(GOAL OF THE EXERCISE)
Some lines in the entries contain the word "active". Copy all of them.

-- Opening Marker --

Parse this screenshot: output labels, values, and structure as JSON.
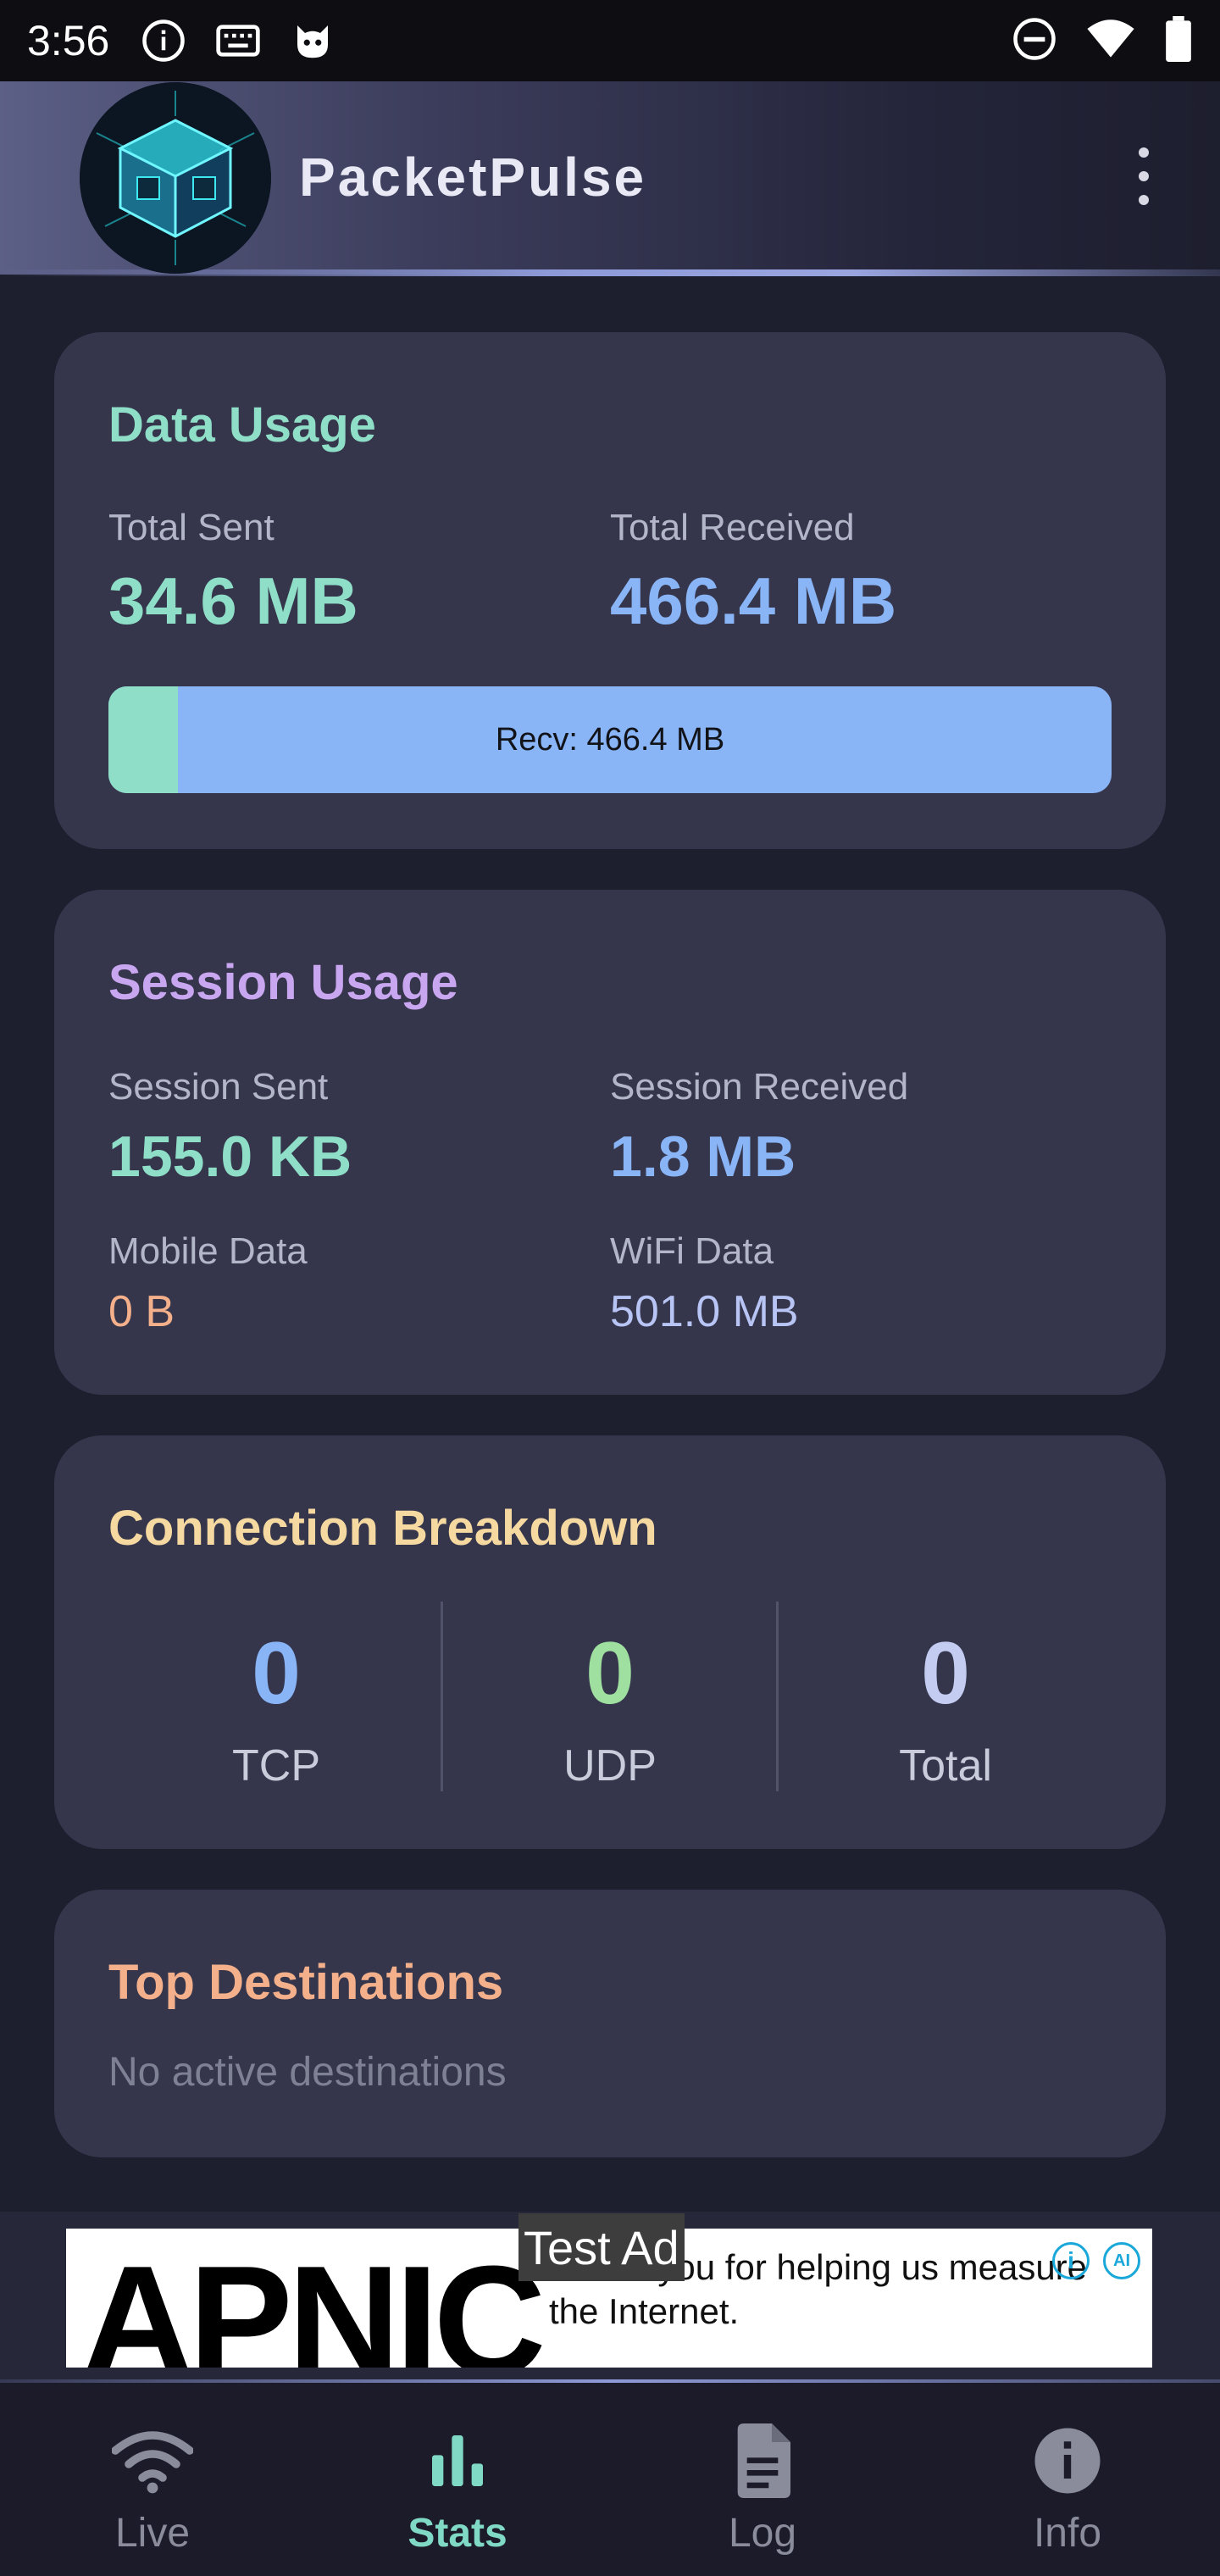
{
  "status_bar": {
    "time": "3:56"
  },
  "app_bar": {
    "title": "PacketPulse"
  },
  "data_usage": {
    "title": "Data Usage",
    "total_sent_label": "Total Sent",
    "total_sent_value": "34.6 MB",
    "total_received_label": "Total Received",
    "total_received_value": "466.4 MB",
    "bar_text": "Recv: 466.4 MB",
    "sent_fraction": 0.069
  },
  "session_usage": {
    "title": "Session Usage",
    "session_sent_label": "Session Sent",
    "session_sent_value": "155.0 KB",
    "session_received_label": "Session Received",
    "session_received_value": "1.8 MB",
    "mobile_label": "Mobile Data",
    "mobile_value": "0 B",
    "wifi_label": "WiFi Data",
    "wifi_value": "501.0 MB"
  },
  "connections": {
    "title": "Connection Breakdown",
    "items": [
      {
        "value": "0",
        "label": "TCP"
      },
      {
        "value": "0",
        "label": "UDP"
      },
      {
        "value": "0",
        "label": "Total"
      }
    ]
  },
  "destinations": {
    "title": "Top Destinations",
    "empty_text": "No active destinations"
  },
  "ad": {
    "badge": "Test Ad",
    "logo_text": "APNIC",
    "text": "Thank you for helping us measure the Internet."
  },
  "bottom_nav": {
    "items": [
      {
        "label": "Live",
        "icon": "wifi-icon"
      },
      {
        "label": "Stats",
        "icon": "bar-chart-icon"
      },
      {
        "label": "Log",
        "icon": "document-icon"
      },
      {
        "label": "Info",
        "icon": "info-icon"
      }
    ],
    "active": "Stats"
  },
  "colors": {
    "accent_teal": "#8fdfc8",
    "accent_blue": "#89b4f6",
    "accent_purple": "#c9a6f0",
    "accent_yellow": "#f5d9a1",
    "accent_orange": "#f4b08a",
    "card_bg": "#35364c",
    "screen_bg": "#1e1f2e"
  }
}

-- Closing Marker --
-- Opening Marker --

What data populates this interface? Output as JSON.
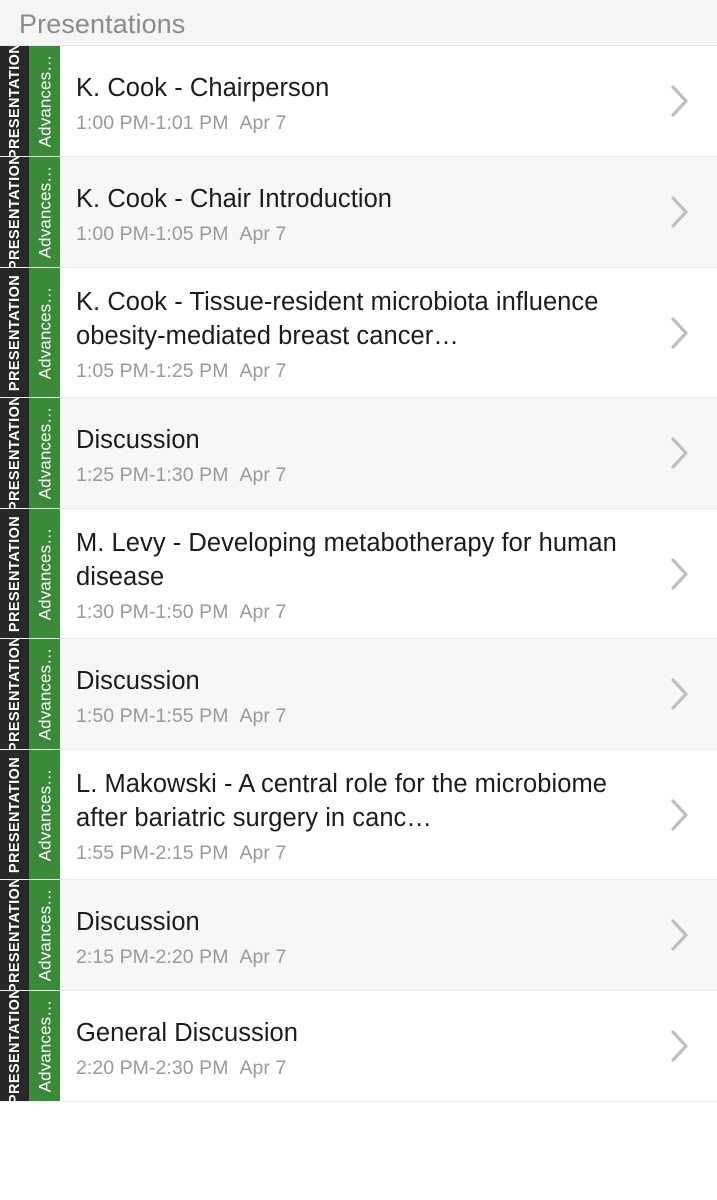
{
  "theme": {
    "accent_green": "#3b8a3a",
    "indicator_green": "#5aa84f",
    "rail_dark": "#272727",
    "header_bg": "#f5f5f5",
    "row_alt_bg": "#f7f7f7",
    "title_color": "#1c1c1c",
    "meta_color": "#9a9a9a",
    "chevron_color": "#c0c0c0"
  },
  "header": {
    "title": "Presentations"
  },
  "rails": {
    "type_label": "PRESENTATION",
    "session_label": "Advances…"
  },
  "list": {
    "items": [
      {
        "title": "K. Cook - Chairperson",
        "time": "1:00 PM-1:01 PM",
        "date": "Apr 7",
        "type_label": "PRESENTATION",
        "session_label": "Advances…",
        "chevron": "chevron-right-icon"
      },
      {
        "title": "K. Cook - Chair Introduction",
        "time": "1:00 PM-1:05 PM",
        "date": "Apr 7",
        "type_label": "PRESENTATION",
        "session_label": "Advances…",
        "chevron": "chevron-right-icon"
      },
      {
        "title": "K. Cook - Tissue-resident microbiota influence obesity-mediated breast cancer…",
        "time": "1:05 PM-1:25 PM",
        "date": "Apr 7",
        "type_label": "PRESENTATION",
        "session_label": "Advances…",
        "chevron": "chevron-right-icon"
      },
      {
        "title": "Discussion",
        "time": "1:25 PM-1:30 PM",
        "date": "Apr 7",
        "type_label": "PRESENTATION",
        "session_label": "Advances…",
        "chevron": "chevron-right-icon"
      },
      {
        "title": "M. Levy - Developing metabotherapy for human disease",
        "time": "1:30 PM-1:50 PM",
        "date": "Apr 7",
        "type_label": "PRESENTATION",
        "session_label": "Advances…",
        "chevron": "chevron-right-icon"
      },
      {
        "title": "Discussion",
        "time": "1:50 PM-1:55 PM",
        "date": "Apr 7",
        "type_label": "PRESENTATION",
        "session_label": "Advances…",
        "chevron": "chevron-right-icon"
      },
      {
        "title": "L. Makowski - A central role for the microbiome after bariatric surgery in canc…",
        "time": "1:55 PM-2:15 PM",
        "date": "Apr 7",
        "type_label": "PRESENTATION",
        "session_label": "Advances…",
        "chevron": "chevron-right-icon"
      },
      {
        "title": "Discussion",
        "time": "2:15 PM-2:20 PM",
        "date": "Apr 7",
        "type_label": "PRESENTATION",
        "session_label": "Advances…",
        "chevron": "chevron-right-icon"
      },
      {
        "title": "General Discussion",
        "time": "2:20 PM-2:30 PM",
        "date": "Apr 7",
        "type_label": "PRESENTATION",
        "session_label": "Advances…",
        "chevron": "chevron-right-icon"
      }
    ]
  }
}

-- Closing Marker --

(ANSWER BELOW)
    "empty_text": "No active destinations"
    "active": "Stats"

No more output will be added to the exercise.